All year the Red Sox showed an ability to ignore adversity to take their opponents’ best punch and refuse to get knocked out. A strong case can be made that no one endured more bruises along the way than Shane Victorino the oft-injured right fielder whose three-year deal to come to Boston was widely declared the worse free agent signing of last offseason.

And so it seemed appropriate in many respects that Victorino was the player who in improbable fashion delivered the blow that punched the Red Sox’ ticket to the World Series crushing a grand slam in the bottom of the seventh inning that turned a 2-1 deficit into a Game 6 Fenway festival an eventual 5-2 victory that allowed the Sox to dispatch the Tigers and prepare to welcome the Cardinals to Fenway Park for the start of the World Series on Wednesday.

Victorino spent tedious years working to master the craft of switch-hitting enduring mind-blowing struggles for full seasons of his minor-league career. The craft of learning to hit left-handed was one that did not come easily but with time it did come to the point where he proved capable of making an impact from either side of the plate.

But an assortment of injuries rendered him unable to continue to bat from both sides of the plate down the stretch this year. For the first time in more than a decade Victorino became a full-time right-handed hitter his few dalliances in turning around to hit left-handed (including in Game 5 of the ALCS against Anibal Sanchez) ending in such futile fashion that he declared as the Sox prepared to head back to Boston after Game 5 that the experiment was done: He would bat exclusively from the right side at least for the rest of the postseason.

The Tigers smelled blood. They attacked him with a succession of nasty breaking balls from right-handers leaving him flailing.

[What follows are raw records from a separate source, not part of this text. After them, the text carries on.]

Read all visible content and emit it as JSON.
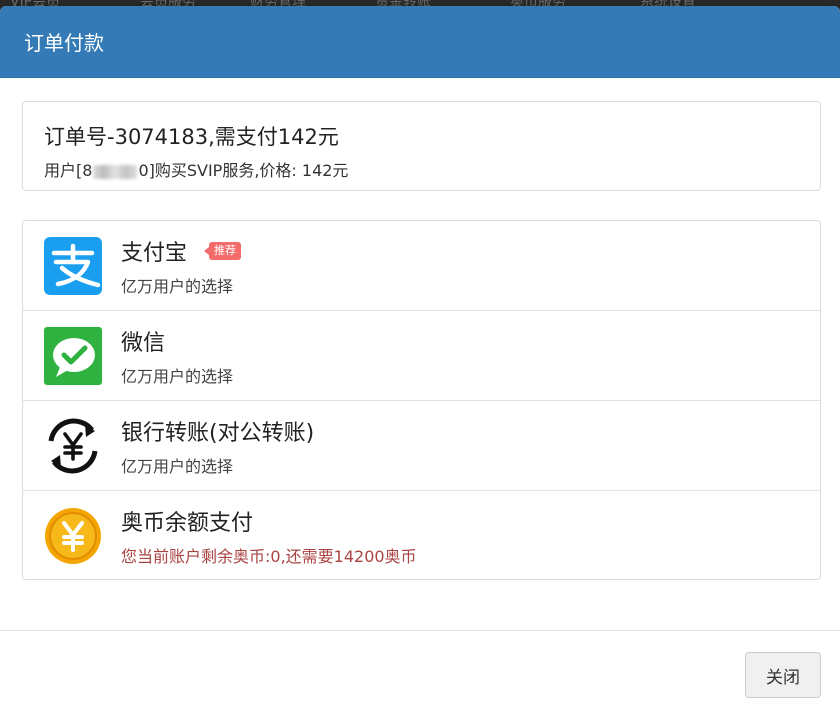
{
  "backdrop": {
    "nav_items": [
      "VIP会员",
      "会员服务",
      "财务管理",
      "资金转账",
      "奥币服务",
      "系统设置"
    ]
  },
  "modal": {
    "title": "订单付款"
  },
  "order": {
    "title": "订单号-3074183,需支付142元",
    "desc_prefix": "用户[8",
    "desc_suffix": "0]购买SVIP服务,价格: 142元"
  },
  "payment_methods": [
    {
      "name": "支付宝",
      "subtitle": "亿万用户的选择",
      "badge": "推荐",
      "icon": "alipay-icon",
      "color": "#1a9ff0"
    },
    {
      "name": "微信",
      "subtitle": "亿万用户的选择",
      "icon": "wechat-icon",
      "color": "#2fb240"
    },
    {
      "name": "银行转账(对公转账)",
      "subtitle": "亿万用户的选择",
      "icon": "bank-transfer-icon",
      "color": "#111111"
    },
    {
      "name": "奥币余额支付",
      "subtitle": "您当前账户剩余奥币:0,还需要14200奥币",
      "icon": "coin-icon",
      "color": "#f5a500"
    }
  ],
  "footer": {
    "close_label": "关闭"
  },
  "colors": {
    "header": "#337ab7",
    "warning_text": "#a94442",
    "badge": "#f46b6b"
  }
}
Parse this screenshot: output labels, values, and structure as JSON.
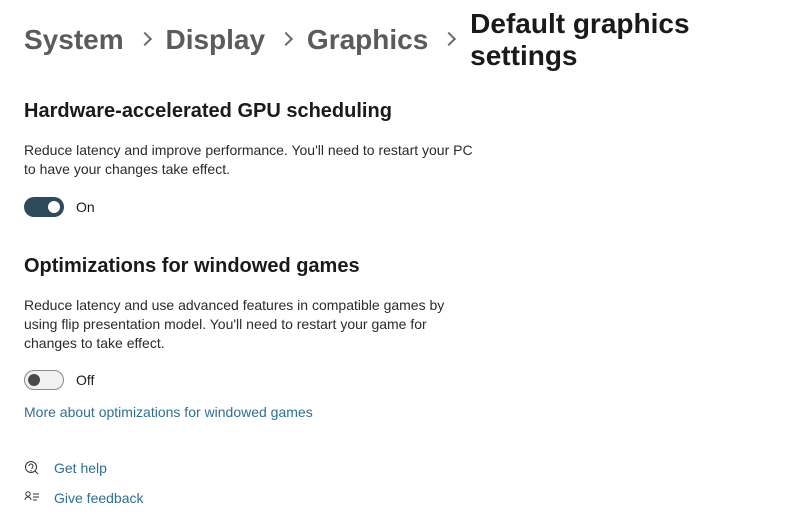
{
  "breadcrumb": {
    "system": "System",
    "display": "Display",
    "graphics": "Graphics",
    "current": "Default graphics settings"
  },
  "gpu_section": {
    "title": "Hardware-accelerated GPU scheduling",
    "desc": "Reduce latency and improve performance. You'll need to restart your PC to have your changes take effect.",
    "toggle_state": "On"
  },
  "windowed_section": {
    "title": "Optimizations for windowed games",
    "desc": "Reduce latency and use advanced features in compatible games by using flip presentation model. You'll need to restart your game for changes to take effect.",
    "toggle_state": "Off",
    "more_link": "More about optimizations for windowed games"
  },
  "footer": {
    "get_help": "Get help",
    "give_feedback": "Give feedback"
  }
}
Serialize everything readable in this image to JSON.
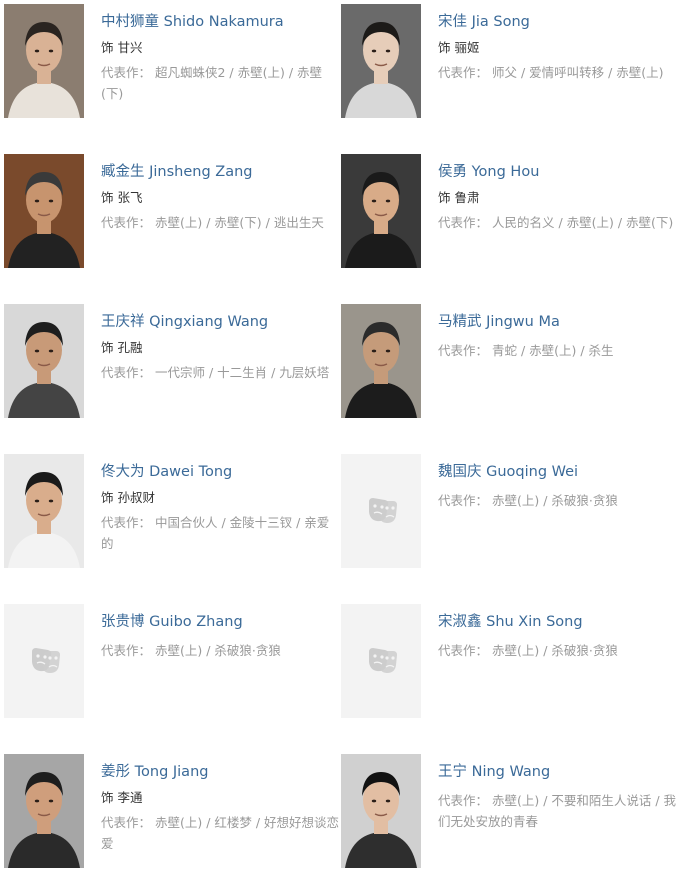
{
  "works_label": "代表作：",
  "cast": [
    {
      "name": "中村狮童 Shido Nakamura",
      "role": "饰 甘兴",
      "works": "超凡蜘蛛侠2 / 赤壁(上) / 赤壁(下)",
      "photo": "portrait",
      "avatar_icon": "person-photo"
    },
    {
      "name": "宋佳 Jia Song",
      "role": "饰 骊姬",
      "works": "师父 / 爱情呼叫转移 / 赤壁(上)",
      "photo": "portrait",
      "avatar_icon": "person-photo"
    },
    {
      "name": "臧金生 Jinsheng Zang",
      "role": "饰 张飞",
      "works": "赤壁(上) / 赤壁(下) / 逃出生天",
      "photo": "portrait",
      "avatar_icon": "person-photo"
    },
    {
      "name": "侯勇 Yong Hou",
      "role": "饰 鲁肃",
      "works": "人民的名义 / 赤壁(上) / 赤壁(下)",
      "photo": "portrait",
      "avatar_icon": "person-photo"
    },
    {
      "name": "王庆祥 Qingxiang Wang",
      "role": "饰 孔融",
      "works": "一代宗师 / 十二生肖 / 九层妖塔",
      "photo": "portrait",
      "avatar_icon": "person-photo"
    },
    {
      "name": "马精武 Jingwu Ma",
      "role": "",
      "works": "青蛇 / 赤壁(上) / 杀生",
      "photo": "portrait",
      "avatar_icon": "person-photo"
    },
    {
      "name": "佟大为 Dawei Tong",
      "role": "饰 孙叔财",
      "works": "中国合伙人 / 金陵十三钗 / 亲爱的",
      "photo": "portrait",
      "avatar_icon": "person-photo"
    },
    {
      "name": "魏国庆 Guoqing Wei",
      "role": "",
      "works": "赤壁(上) / 杀破狼·贪狼",
      "photo": "placeholder",
      "avatar_icon": "theater-mask-icon"
    },
    {
      "name": "张贵博 Guibo Zhang",
      "role": "",
      "works": "赤壁(上) / 杀破狼·贪狼",
      "photo": "placeholder",
      "avatar_icon": "theater-mask-icon"
    },
    {
      "name": "宋淑鑫 Shu Xin Song",
      "role": "",
      "works": "赤壁(上) / 杀破狼·贪狼",
      "photo": "placeholder",
      "avatar_icon": "theater-mask-icon"
    },
    {
      "name": "姜彤 Tong Jiang",
      "role": "饰 李通",
      "works": "赤壁(上) / 红楼梦 / 好想好想谈恋爱",
      "photo": "portrait",
      "avatar_icon": "person-photo"
    },
    {
      "name": "王宁 Ning Wang",
      "role": "",
      "works": "赤壁(上) / 不要和陌生人说话 / 我们无处安放的青春",
      "photo": "portrait",
      "avatar_icon": "person-photo"
    }
  ],
  "colors": {
    "link": "#3b6a98",
    "role_text": "#333333",
    "works_text": "#999999",
    "placeholder_bg": "#f3f3f3",
    "mask_icon": "#cccccc"
  }
}
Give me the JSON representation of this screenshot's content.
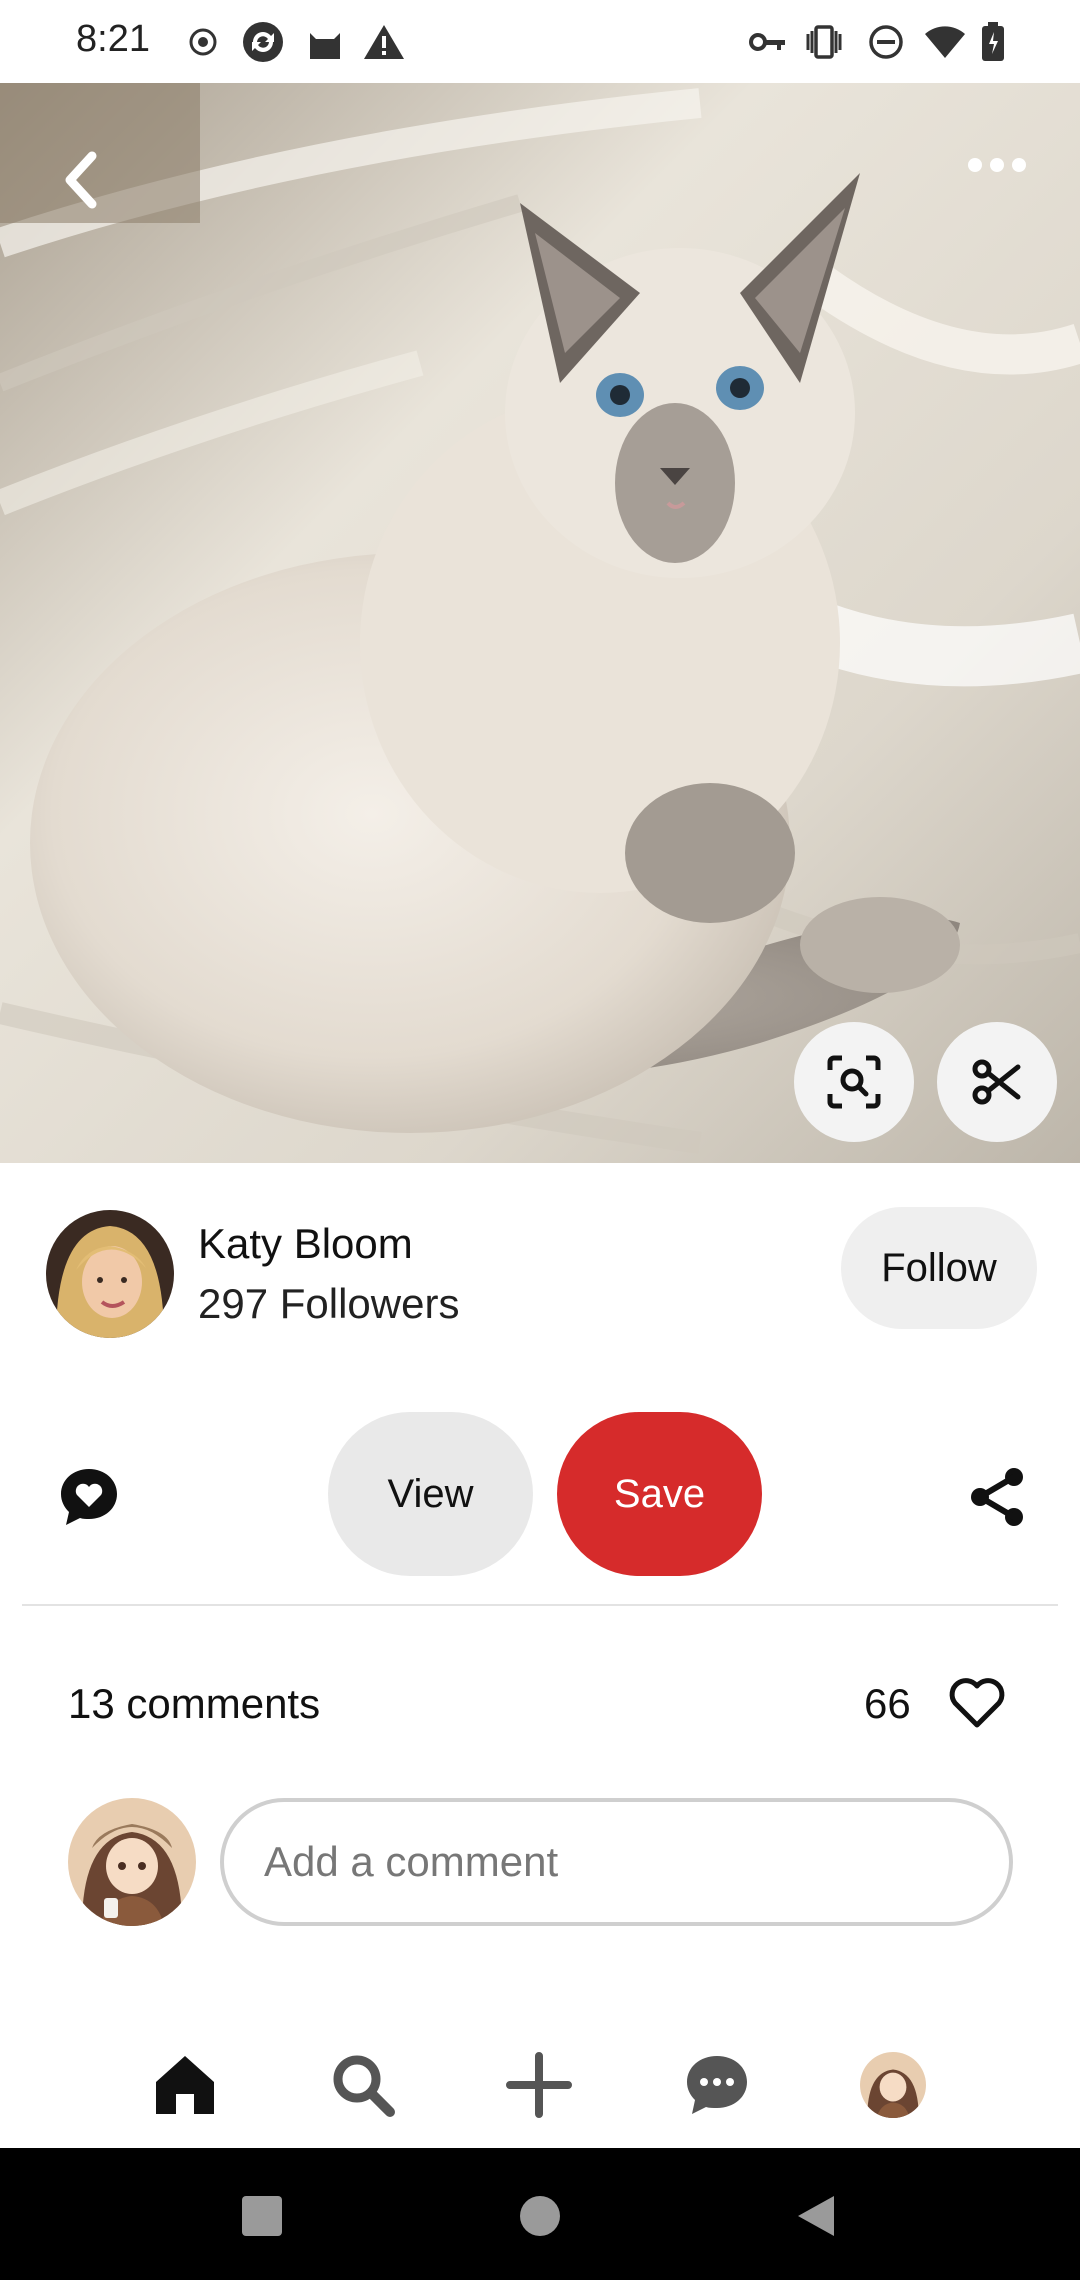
{
  "status_bar": {
    "time": "8:21",
    "left_icons": [
      "record-icon",
      "sync-icon",
      "cat-app-icon",
      "warning-icon"
    ],
    "right_icons": [
      "vpn-key-icon",
      "vibrate-icon",
      "do-not-disturb-icon",
      "wifi-icon",
      "battery-icon"
    ]
  },
  "pin": {
    "image_description": "fluffy ragdoll kitten on white blanket",
    "top_controls": [
      "back-icon",
      "more-icon"
    ],
    "overlay_buttons": [
      "visual-search-icon",
      "scissors-icon"
    ]
  },
  "creator": {
    "name": "Katy Bloom",
    "followers": "297 Followers",
    "follow_label": "Follow"
  },
  "actions": {
    "view_label": "View",
    "save_label": "Save",
    "left_icon": "chat-heart-icon",
    "right_icon": "share-icon"
  },
  "comments": {
    "count_label": "13 comments",
    "likes": "66",
    "input_placeholder": "Add a comment"
  },
  "bottom_tabs": [
    "home",
    "search",
    "create",
    "messages",
    "profile"
  ],
  "colors": {
    "save": "#d62b2b",
    "follow_bg": "#efefef",
    "view_bg": "#e9e9e9"
  }
}
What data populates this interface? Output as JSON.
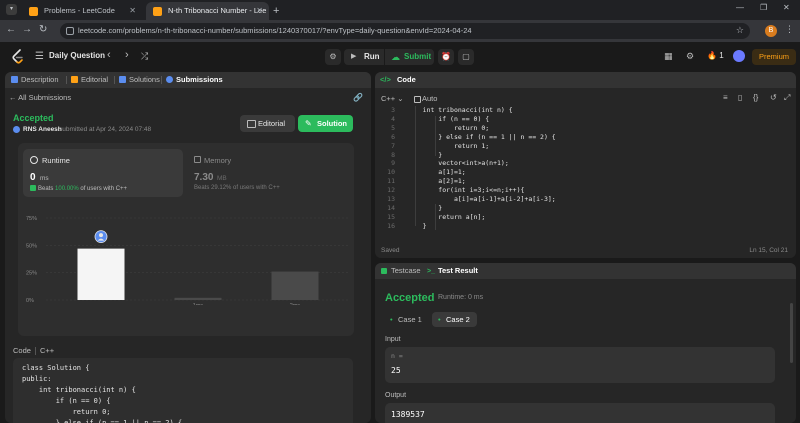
{
  "browser": {
    "tabs": [
      {
        "title": "Problems - LeetCode"
      },
      {
        "title": "N-th Tribonacci Number - Lee"
      }
    ],
    "url": "leetcode.com/problems/n-th-tribonacci-number/submissions/1240370017/?envType=daily-question&envId=2024-04-24",
    "profile_initial": "B"
  },
  "nav": {
    "list_label": "Daily Question",
    "run_label": "Run",
    "submit_label": "Submit",
    "streak": "1",
    "premium_label": "Premium"
  },
  "left": {
    "tabs": [
      "Description",
      "Editorial",
      "Solutions",
      "Submissions"
    ],
    "all_submissions": "All Submissions",
    "status": "Accepted",
    "username": "RNS Aneesh",
    "submitted_at": "submitted at Apr 24, 2024 07:48",
    "editorial_btn": "Editorial",
    "solution_btn": "Solution",
    "runtime": {
      "label": "Runtime",
      "value": "0",
      "unit": "ms",
      "beats_prefix": "Beats",
      "beats_pct": "100.00%",
      "beats_suffix": "of users with C++"
    },
    "memory": {
      "label": "Memory",
      "value": "7.30",
      "unit": "MB",
      "beats_text": "Beats 29.12% of users with C++"
    },
    "code_label": "Code",
    "lang_label": "C++",
    "code_lines": [
      "class Solution {",
      "public:",
      "    int tribonacci(int n) {",
      "        if (n == 0) {",
      "            return 0;",
      "        } else if (n == 1 || n == 2) {"
    ]
  },
  "chart_data": {
    "type": "bar",
    "categories": [
      "0ms",
      "1ms",
      "2ms"
    ],
    "values": [
      47,
      2,
      26
    ],
    "ylim": [
      0,
      75
    ],
    "yticks": [
      "75%",
      "50%",
      "25%",
      "0%"
    ],
    "xlabels": [
      "",
      "1ms",
      "2ms"
    ],
    "highlight_index": 0,
    "highlight_color": "#f5f5f5",
    "bar_color": "#4a4a4a",
    "grid": true
  },
  "code": {
    "title": "Code",
    "language": "C++",
    "mode": "Auto",
    "lines": [
      {
        "n": "3",
        "t": "    int tribonacci(int n) {"
      },
      {
        "n": "4",
        "t": "        if (n == 0) {"
      },
      {
        "n": "5",
        "t": "            return 0;"
      },
      {
        "n": "6",
        "t": "        } else if (n == 1 || n == 2) {"
      },
      {
        "n": "7",
        "t": "            return 1;"
      },
      {
        "n": "8",
        "t": "        }"
      },
      {
        "n": "9",
        "t": "        vector<int>a(n+1);"
      },
      {
        "n": "10",
        "t": "        a[1]=1;"
      },
      {
        "n": "11",
        "t": "        a[2]=1;"
      },
      {
        "n": "12",
        "t": "        for(int i=3;i<=n;i++){"
      },
      {
        "n": "13",
        "t": "            a[i]=a[i-1]+a[i-2]+a[i-3];"
      },
      {
        "n": "14",
        "t": "        }"
      },
      {
        "n": "15",
        "t": "        return a[n];"
      },
      {
        "n": "16",
        "t": "    }"
      }
    ],
    "saved": "Saved",
    "cursor": "Ln 15, Col 21"
  },
  "result": {
    "testcase_tab": "Testcase",
    "testresult_tab": "Test Result",
    "status": "Accepted",
    "runtime": "Runtime: 0 ms",
    "cases": [
      "Case 1",
      "Case 2"
    ],
    "input_label": "Input",
    "input_var": "n =",
    "input_value": "25",
    "output_label": "Output",
    "output_value": "1389537"
  },
  "colors": {
    "accent_green": "#2cbb5d",
    "accent_orange": "#ffa116"
  }
}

But in the bottom of the seventh inning Victorino stepped to the plate with the bases loaded and one out against right-handed reliever Jose Veras Detroit clinging to a 2-1 lead. He immediately fell behind 0-2 and Veras sniffed a punchout. But the reliever went to the well one time too many leaving a curveball over the plate. Victorino unloaded clearing the Green Monster for his record-tying second-career grand slam to give the Red Sox a 5-2 advantage and inspiring bedlam at Fenway Park.

The Sox then raced through the final two innings — with Craig Breslow (perfect eighth) and incomparable closer Koji Uehara (scoreless ninth two strikeouts — including the game-ender against Jose Iglesias) doing the honors to secure the franchise’s 13th American League pennant and its third in the last 10 year. The team will now host the same Cardinals franchise (albeit with a completely altered roster) that it defeated in four games in the 2004 Fall Classic.